The researchers also inactivated the gene for making contactin-1 in mice. The offspring died shortly after birth, displaying a greatly reduced production of myelin. Moreover, what myelin was produced wasn’t functional, because it wasn’t attached to the axons, Ranscht said.

Myelin formation takes many steps that must be performed in harmony, Ranscht said.

“First of all, the axons need to be there, then the oligodendrocytes come to the axons. They proliferate, they make more cells, then the cells align nicely along the axons, then they get signals from the axons to make the myelin,” she said. “The axons get signals from the oligodendrocytes to be myelinated. It’s a constant cross-talk between the two different cells. What we show in the paper is that contactin is absolutely necessary for this cross-talk.”

Electron micrographs show 60 percent reduction in numbers of myelinated axons and increased numbers of small-diameter axons in mice with an inactivated contactin-1 gene samples compared with normal mice pups 18 days after birth.— Barbara Ranscht

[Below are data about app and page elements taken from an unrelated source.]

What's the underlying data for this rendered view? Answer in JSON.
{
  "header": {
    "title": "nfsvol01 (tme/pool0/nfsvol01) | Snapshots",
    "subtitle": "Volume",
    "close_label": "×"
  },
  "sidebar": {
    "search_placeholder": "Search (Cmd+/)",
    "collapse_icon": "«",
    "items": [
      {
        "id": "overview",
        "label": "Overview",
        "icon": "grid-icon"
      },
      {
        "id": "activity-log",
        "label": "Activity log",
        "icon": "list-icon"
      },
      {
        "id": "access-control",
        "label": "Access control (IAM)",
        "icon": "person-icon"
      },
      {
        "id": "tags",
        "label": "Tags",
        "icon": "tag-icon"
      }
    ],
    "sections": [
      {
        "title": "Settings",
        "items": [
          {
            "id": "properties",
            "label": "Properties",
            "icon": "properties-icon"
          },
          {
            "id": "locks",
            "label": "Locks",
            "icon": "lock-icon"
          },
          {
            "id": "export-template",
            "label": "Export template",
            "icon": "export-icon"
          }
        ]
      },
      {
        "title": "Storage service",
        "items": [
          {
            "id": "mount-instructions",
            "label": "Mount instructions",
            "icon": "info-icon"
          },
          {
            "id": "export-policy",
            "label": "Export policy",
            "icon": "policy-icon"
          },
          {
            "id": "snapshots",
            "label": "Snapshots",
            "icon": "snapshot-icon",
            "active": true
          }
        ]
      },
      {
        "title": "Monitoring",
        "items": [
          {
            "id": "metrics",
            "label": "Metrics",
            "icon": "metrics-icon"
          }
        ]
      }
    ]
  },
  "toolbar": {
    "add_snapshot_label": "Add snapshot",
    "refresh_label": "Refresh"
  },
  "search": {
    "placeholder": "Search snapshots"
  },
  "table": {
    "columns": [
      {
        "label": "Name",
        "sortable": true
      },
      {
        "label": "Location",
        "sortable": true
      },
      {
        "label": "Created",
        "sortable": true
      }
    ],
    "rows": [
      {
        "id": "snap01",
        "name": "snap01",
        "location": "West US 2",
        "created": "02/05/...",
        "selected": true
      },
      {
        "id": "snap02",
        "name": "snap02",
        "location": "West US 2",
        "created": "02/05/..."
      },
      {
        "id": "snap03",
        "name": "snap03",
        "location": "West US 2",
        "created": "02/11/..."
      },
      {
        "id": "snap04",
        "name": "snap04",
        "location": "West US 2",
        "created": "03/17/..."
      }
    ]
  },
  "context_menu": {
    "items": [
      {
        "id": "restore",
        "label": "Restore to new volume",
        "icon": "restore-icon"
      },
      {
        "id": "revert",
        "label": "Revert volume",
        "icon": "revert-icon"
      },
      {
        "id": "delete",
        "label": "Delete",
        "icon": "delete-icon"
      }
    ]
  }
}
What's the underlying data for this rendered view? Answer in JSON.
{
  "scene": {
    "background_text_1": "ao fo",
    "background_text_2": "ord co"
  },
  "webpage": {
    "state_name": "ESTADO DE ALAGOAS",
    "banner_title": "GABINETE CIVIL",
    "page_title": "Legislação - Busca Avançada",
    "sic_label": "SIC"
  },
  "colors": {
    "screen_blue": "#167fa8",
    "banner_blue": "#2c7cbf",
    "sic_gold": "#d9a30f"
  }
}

Although the study was performed in animals, there’s evidence of the protein’s role in people. A 2011 paper in PNAS found that contactin-1 is involved in development of precursor cells to the myelin-forming oligodendrocytes. Moreover, a 2009 study also in PNAS found that a related molecule called contactin-2 is targeted in an autoimmune response in multiple sclerosis patients.

The study is impressive, said P. Hemachandra Reddy, a neuroscientist at Oregon Science & Health University who published his own research on multiple sclerosis Dec. 26. Reddy and colleagues found that an antioxidant called MitoQ reverses symptoms in mice with an MS-like demyelinating disease.

“This is a very well-executed study,” Reddy said. “I am excited to see this paper.”

The paper described the function of contactin-1 in the optic nerve, providing an explanation for why multiple sclerosis patients may experience blurred vision, Reddy said.

“We did not look at the contactin protein levels in our study; we are going to look at it now, because it makes a lot of sense,” he said. “Maybe MitoQ is enhancing contactin levels.”

Ranscht emphasized that the Sanford-Burnham study represented basic research, and years of further work would be needed before any potential drug could be found. But on the positive side, the research provides a clear guide about what to look for, namely a drug that restores contactin functioning.

“This is something that is a top priority on our research list. ... Is this really the molecule that might help to restore myelin in a demyelinating disease?” Ranscht said. “It’s exciting, because we have a candidate now to look for. That’s where we are. We don’t have a cure.”

Source Link: U~T San Diego